Legal origin, juridical form and industrialization in historical perspective: the case of the employment contract and the joint-stock company†

Simon Deakin

in Socio-Economic Review

Published on behalf of Society for the Advancement of Socio-Economics

Volume 7, issue 1, pages 35-65
Published in print January 2009 | ISSN: 1475-1461
Published online October 2008 | e-ISSN: 1475-147X | DOI: http://dx.doi.org/10.1093/ser/mwn019
Legal origin, juridical form and industrialization in historical perspective: the case of the employment contract and the joint-stock company†

More Like This

Show all results sharing these subjects:

  • Moral Philosophy
  • Corporate Social Responsibility
  • Welfare Economics
  • Political Economy
  • Economic Sociology

GO

Show Summary Details

Preview

The timing and nature of industrialization in Britain and continental Europe had significant consequences for the growth and development of labour market institutions, effects which are still felt today and which are visible in the conceptual structure of labour law and company law in different countries. However, contrary to the claims of the legal origin hypothesis, a liberal model of contract was more influential in the civilian systems of the continent than in the English common law, where the consequences of early industrialization included the lingering influence of master–servant legislation and the weak institutionalization of the juridical form of the contract of employment. Claims for a strong-form legal origin effect, which is time invariant and resistant to pressures for legal convergence, are not borne out by a growing body of historical evidence and time-series data. The idea that legal cultures can influence the long-run path of economic development is worthy of closer empirical investigation, but it is premature to use legal origin theory as a basis for policy initiatives.

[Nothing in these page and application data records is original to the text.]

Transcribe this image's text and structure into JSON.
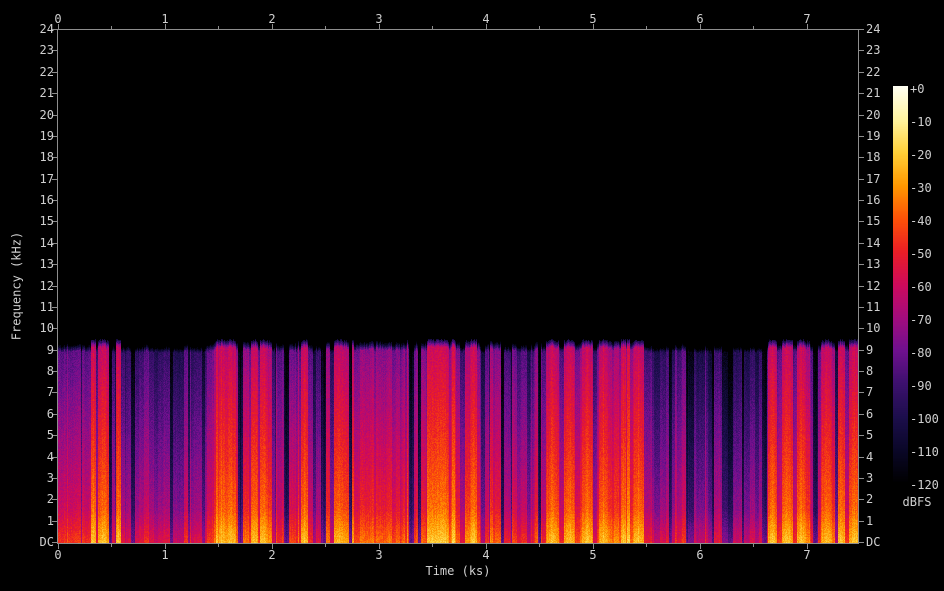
{
  "figure": {
    "background": "#000000",
    "axis_color": "#8e8e8e",
    "text_color": "#d0d0d0"
  },
  "axes": {
    "left": {
      "label": "Frequency (kHz)",
      "ticks": [
        "24",
        "23",
        "22",
        "21",
        "20",
        "19",
        "18",
        "17",
        "16",
        "15",
        "14",
        "13",
        "12",
        "11",
        "10",
        "9",
        "8",
        "7",
        "6",
        "5",
        "4",
        "3",
        "2",
        "1",
        "DC"
      ]
    },
    "right": {
      "ticks": [
        "24",
        "23",
        "22",
        "21",
        "20",
        "19",
        "18",
        "17",
        "16",
        "15",
        "14",
        "13",
        "12",
        "11",
        "10",
        "9",
        "8",
        "7",
        "6",
        "5",
        "4",
        "3",
        "2",
        "1",
        "DC"
      ]
    },
    "top": {
      "ticks": [
        "0",
        "1",
        "2",
        "3",
        "4",
        "5",
        "6",
        "7"
      ]
    },
    "bottom": {
      "label": "Time (ks)",
      "ticks": [
        "0",
        "1",
        "2",
        "3",
        "4",
        "5",
        "6",
        "7"
      ]
    }
  },
  "colorbar": {
    "unit": "dBFS",
    "ticks": [
      "+0",
      "-10",
      "-20",
      "-30",
      "-40",
      "-50",
      "-60",
      "-70",
      "-80",
      "-90",
      "-100",
      "-110",
      "-120"
    ]
  },
  "chart_data": {
    "type": "heatmap",
    "title": "",
    "xlabel": "Time (ks)",
    "ylabel": "Frequency (kHz)",
    "x_range_ks": [
      0,
      7.48
    ],
    "y_range_khz": [
      0,
      24
    ],
    "colorbar_label": "dBFS",
    "colorbar_range_dbfs": [
      0,
      -120
    ],
    "content_cutoff_khz": 9.3,
    "spectral_slope_db_per_khz": 3.2,
    "low_freq_boost_db": 10,
    "base_level_dbfs": -54,
    "noise_db": 8,
    "seed": 1337,
    "palette_stops": [
      [
        -120,
        0,
        0,
        0
      ],
      [
        -110,
        10,
        7,
        40
      ],
      [
        -100,
        28,
        14,
        76
      ],
      [
        -90,
        60,
        16,
        110
      ],
      [
        -80,
        110,
        16,
        142
      ],
      [
        -70,
        162,
        12,
        126
      ],
      [
        -60,
        205,
        10,
        92
      ],
      [
        -50,
        234,
        30,
        38
      ],
      [
        -40,
        252,
        82,
        8
      ],
      [
        -30,
        255,
        152,
        0
      ],
      [
        -20,
        255,
        208,
        56
      ],
      [
        -10,
        255,
        244,
        160
      ],
      [
        0,
        255,
        255,
        242
      ]
    ],
    "bright_zones_ks": [
      [
        0.08,
        0.62
      ],
      [
        1.45,
        2.0
      ],
      [
        3.45,
        3.72
      ],
      [
        4.45,
        5.45
      ],
      [
        6.6,
        7.48
      ]
    ],
    "dark_zones_ks": [
      [
        2.02,
        2.45
      ],
      [
        2.95,
        3.45
      ],
      [
        3.9,
        4.42
      ],
      [
        5.55,
        6.0
      ],
      [
        6.05,
        6.55
      ]
    ],
    "burst_times_ks": [
      0.33,
      0.42,
      0.56,
      1.52,
      1.62,
      1.83,
      1.92,
      2.3,
      2.62,
      3.52,
      3.62,
      3.88,
      4.62,
      4.78,
      4.95,
      5.1,
      5.28,
      5.42,
      6.68,
      6.82,
      6.95,
      7.18,
      7.32,
      7.44
    ],
    "gap_times_ks": [
      0.48,
      1.06,
      1.7,
      2.13,
      2.48,
      2.73,
      3.3,
      3.38,
      4.15,
      4.5,
      5.72,
      5.88,
      6.6,
      7.08
    ]
  }
}
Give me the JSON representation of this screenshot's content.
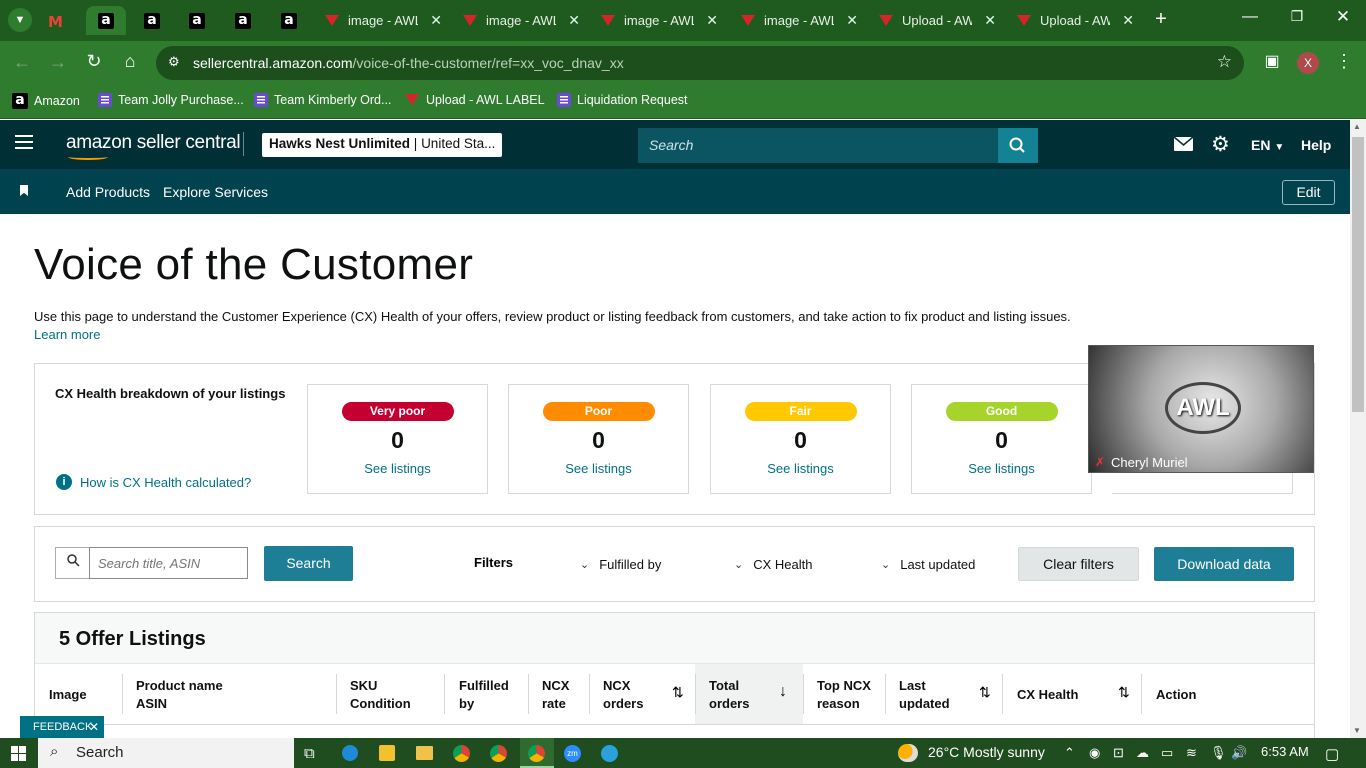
{
  "browser": {
    "tabs": [
      {
        "title": "",
        "icon": "gmail-icon"
      },
      {
        "title": "",
        "icon": "amazon-icon"
      },
      {
        "title": "",
        "icon": "amazon-icon"
      },
      {
        "title": "",
        "icon": "amazon-icon"
      },
      {
        "title": "",
        "icon": "amazon-icon"
      },
      {
        "title": "",
        "icon": "amazon-icon"
      },
      {
        "title": "image - AWL",
        "icon": "awl-icon"
      },
      {
        "title": "image - AWL",
        "icon": "awl-icon"
      },
      {
        "title": "image - AWL",
        "icon": "awl-icon"
      },
      {
        "title": "image - AWL",
        "icon": "awl-icon"
      },
      {
        "title": "Upload - AW",
        "icon": "awl-icon"
      },
      {
        "title": "Upload - AW",
        "icon": "awl-icon"
      }
    ],
    "url_host": "sellercentral.amazon.com",
    "url_path": "/voice-of-the-customer/ref=xx_voc_dnav_xx",
    "profile_initial": "X",
    "bookmarks": [
      {
        "label": "Amazon",
        "icon": "amazon-icon"
      },
      {
        "label": "Team Jolly Purchase...",
        "icon": "list-icon"
      },
      {
        "label": "Team Kimberly Ord...",
        "icon": "list-icon"
      },
      {
        "label": "Upload - AWL LABEL",
        "icon": "awl-icon"
      },
      {
        "label": "Liquidation Request",
        "icon": "list-icon"
      }
    ]
  },
  "header": {
    "logo": "amazon seller central",
    "store_name": "Hawks Nest Unlimited",
    "store_region": "United Sta...",
    "search_placeholder": "Search",
    "lang": "EN",
    "help": "Help"
  },
  "nav": {
    "items": [
      "Add Products",
      "Explore Services"
    ],
    "edit": "Edit"
  },
  "page": {
    "title": "Voice of the Customer",
    "intro": "Use this page to understand the Customer Experience (CX) Health of your offers, review product or listing feedback from customers, and take action to fix product and listing issues.",
    "learn_more": "Learn more",
    "cx_heading": "CX Health breakdown of your listings",
    "cx_help": "How is CX Health calculated?",
    "cards": [
      {
        "label": "Very poor",
        "count": "0",
        "link": "See listings",
        "color": "#c40030",
        "text": "#ffffff"
      },
      {
        "label": "Poor",
        "count": "0",
        "link": "See listings",
        "color": "#ff8c00",
        "text": "#ffffff"
      },
      {
        "label": "Fair",
        "count": "0",
        "link": "See listings",
        "color": "#ffc800",
        "text": "#ffffff"
      },
      {
        "label": "Good",
        "count": "0",
        "link": "See listings",
        "color": "#a6d42b",
        "text": "#ffffff"
      }
    ]
  },
  "filters": {
    "search_placeholder": "Search title, ASIN",
    "search_button": "Search",
    "label": "Filters",
    "options": [
      "Fulfilled by",
      "CX Health",
      "Last updated"
    ],
    "clear": "Clear filters",
    "download": "Download data"
  },
  "listings": {
    "title": "5 Offer Listings",
    "columns": [
      {
        "line1": "Image",
        "line2": ""
      },
      {
        "line1": "Product name",
        "line2": "ASIN"
      },
      {
        "line1": "SKU",
        "line2": "Condition"
      },
      {
        "line1": "Fulfilled",
        "line2": "by"
      },
      {
        "line1": "NCX",
        "line2": "rate"
      },
      {
        "line1": "NCX",
        "line2": "orders"
      },
      {
        "line1": "Total",
        "line2": "orders"
      },
      {
        "line1": "Top NCX",
        "line2": "reason"
      },
      {
        "line1": "Last",
        "line2": "updated"
      },
      {
        "line1": "CX Health",
        "line2": ""
      },
      {
        "line1": "Action",
        "line2": ""
      }
    ]
  },
  "video": {
    "name": "Cheryl Muriel",
    "logo": "AWL"
  },
  "feedback": "FEEDBACK",
  "taskbar": {
    "search": "Search",
    "weather": "26°C  Mostly sunny",
    "time": "6:53 AM"
  }
}
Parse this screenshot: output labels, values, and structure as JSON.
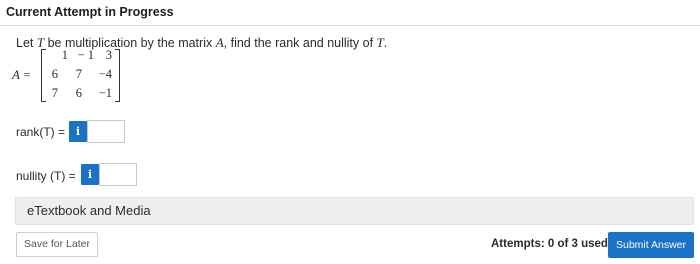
{
  "header": {
    "title": "Current Attempt in Progress"
  },
  "question": {
    "text_before": "Let ",
    "var_T": "T",
    "text_mid": " be multiplication by the matrix ",
    "var_A": "A",
    "text_after": ", find the rank and nullity of ",
    "var_T2": "T",
    "text_end": "."
  },
  "matrix": {
    "label_var": "A",
    "label_eq": " =",
    "rows": [
      [
        "1",
        "− 1",
        "3"
      ],
      [
        "6",
        "7",
        "−4"
      ],
      [
        "7",
        "6",
        "−1"
      ]
    ]
  },
  "rank": {
    "label": "rank(T) =",
    "info_icon": "i",
    "value": ""
  },
  "nullity": {
    "label": "nullity (T) =",
    "info_icon": "i",
    "value": ""
  },
  "etextbook": {
    "label": "eTextbook and Media"
  },
  "footer": {
    "save_label": "Save for Later",
    "attempts_text": "Attempts: 0 of 3 used",
    "submit_label": "Submit Answer"
  },
  "colors": {
    "accent": "#1a73c7",
    "panel_bg": "#efefef"
  }
}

Keywords: varieties of capitalism; financial markets; industrial relations; institutional complementarity; labour law; labour market institutions; corporate governance; J53 labor–management relations; industrial jurisprudence; J83 labor force composition; K31 labor law

Journal Article.  12682 words.  Illustrated.

Subjects: Moral Philosophy ; Corporate Social Responsibility ; Welfare Economics ; Political Economy ; Economic Sociology

Full text: subscription required

How to subscribe Recommend to my Librarian

Users without a subscription are not able to see the full content. Please, subscribe or login to access all content.